Armed bounty hunters took Robert D. Davis II from the comfort of his home last week and delivered him to jail; the next day he appeared before a Douglas County judge.
The problem, as it turned out, was that the 28-year-old Lawrence man wasn't wanted. He happens to have the same name as another man the bondsman was looking for - but who is dead.
"Their job is to go get the fugitive, but I'm not a fugitive," Davis said. "They're messing with the wrong guy."
Judge Paula Martin was upset when she learned that Davis was wrongly brought before her. Now it's up in the air as to whether the bondsman that arranged for Davis' arrest, Jim Price of A-1 Bonding Co., will be able to stay in business here.
"You should not have been arrested," Martin told Davis in court Thursday afternoon. "I can't give you legal advice. But we need to talk, Mr. Price, about whether you are going to continue to post bonds in Douglas County based on this."
Price, 69, said he's recently had health problems, including a stroke and a grand mal seizure that may have contributed to the confusion. He said he incorrectly believed that he was looking for a different man, Robert Lee Davis Jr., who is deceased, and didn't realize the mistake until he stood before the judge.
"It's kind of a mixed-up deal all the way around," he said.
Davis said he was getting ready to go to sleep Wednesday night at his home at Gaslight Village mobile home park, 1900 W. 31st St., when a group of bounty hunters came to his door.
"They just told me I knew the procedure. I put my hands behind my head. They put me in handcuffs, put me in their vehicle and took me to the county jail," he said. "I knew they were in the wrong."
He spent the night in jail and appeared before Martin the next day. She ordered him to be released on the spot. Davis said his arrest caused him to lose a temporary factory job.
"I'm going to find a lawyer to see if I can sue Mr. Price for false arrest, harassment and having me lose my job," he said.
Bondsmen such as Price have a financial interest in tracking down people who fail to appear in court. They typically charge people a 10 percent fee to post the money required to get them out of jail. If the defendant fails to appear in court later, the bond can be forfeited and the bondsman can be ordered to pay the money to the court.
Bondsmen have the power to arrest someone they've bonded out of jail in an effort to bring them back to court.
Davis said he doesn't believe that the bounty hunters really thought he was the deceased Robert Davis.
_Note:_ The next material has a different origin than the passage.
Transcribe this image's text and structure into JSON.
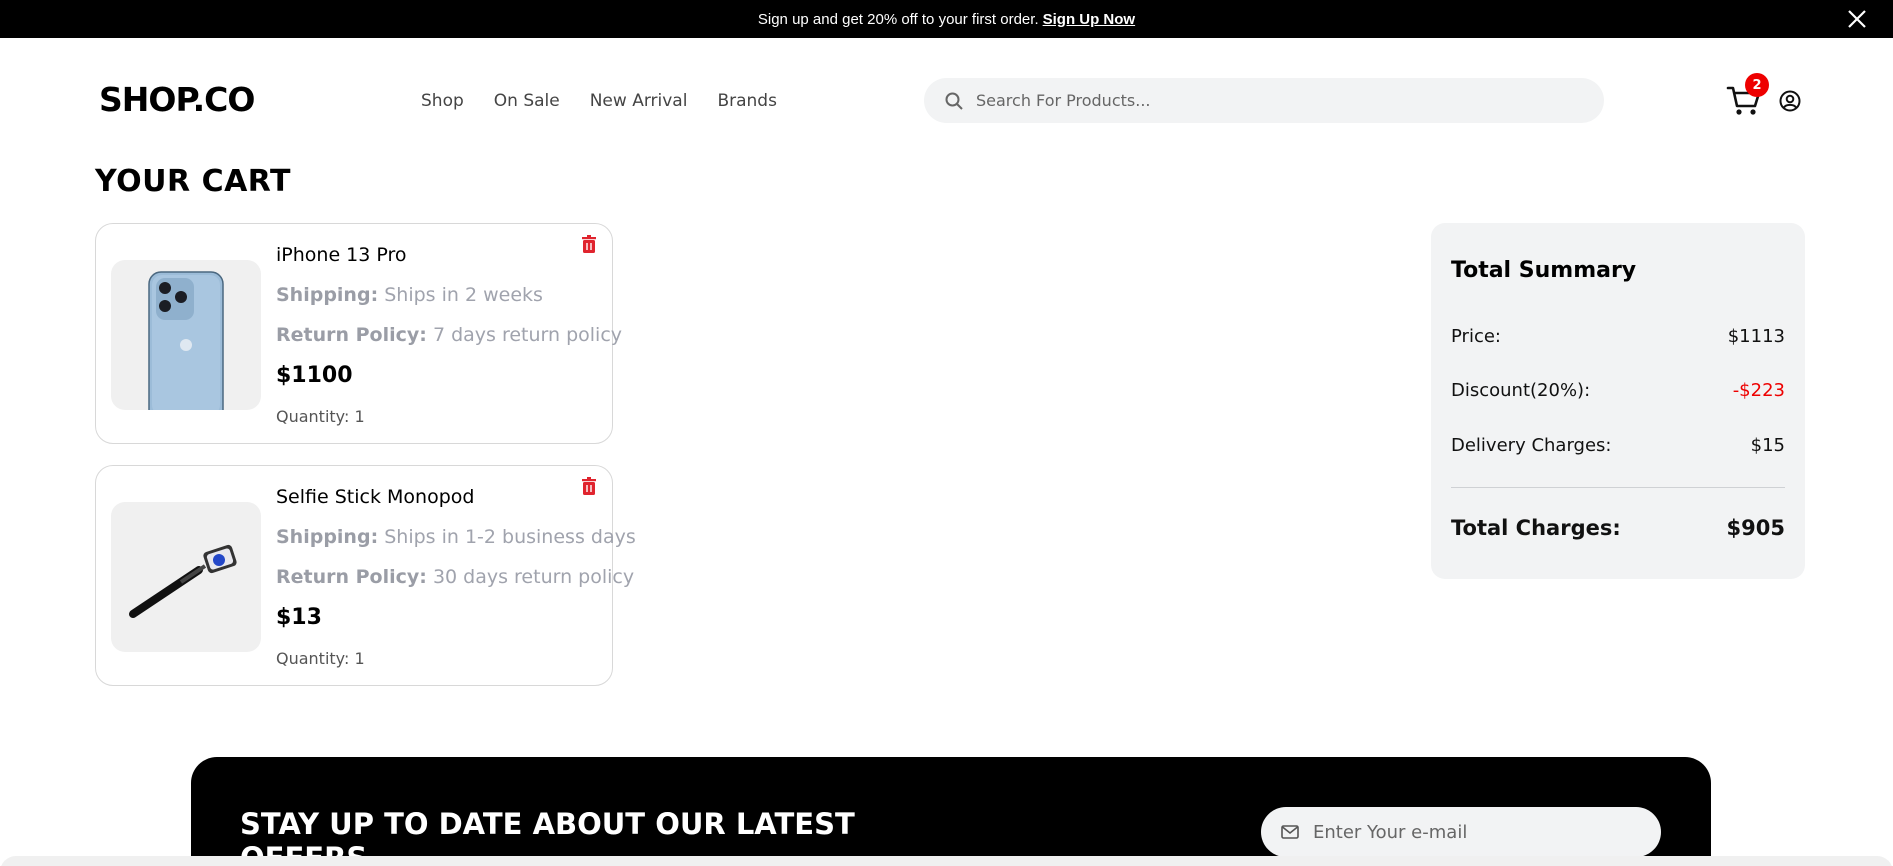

Instead, he thinks they mistakenly thought he was still wanted for a 2005 driving-while-suspended case for which Price had bonded him out of jail. Even though Davis had failed to appear in court several times while out on bond in that case, he eventually appeared to answer the charge and was sentenced to five days in jail, plus fines and court costs.
Martin ordered Davis' bond in that case to be forfeited in late December, after Price failed to appear at a hearing on the matter, according to court records.
Price said he met with Martin after Thursday's hearing but that no decision had been reached about whether he will keep working in Douglas County.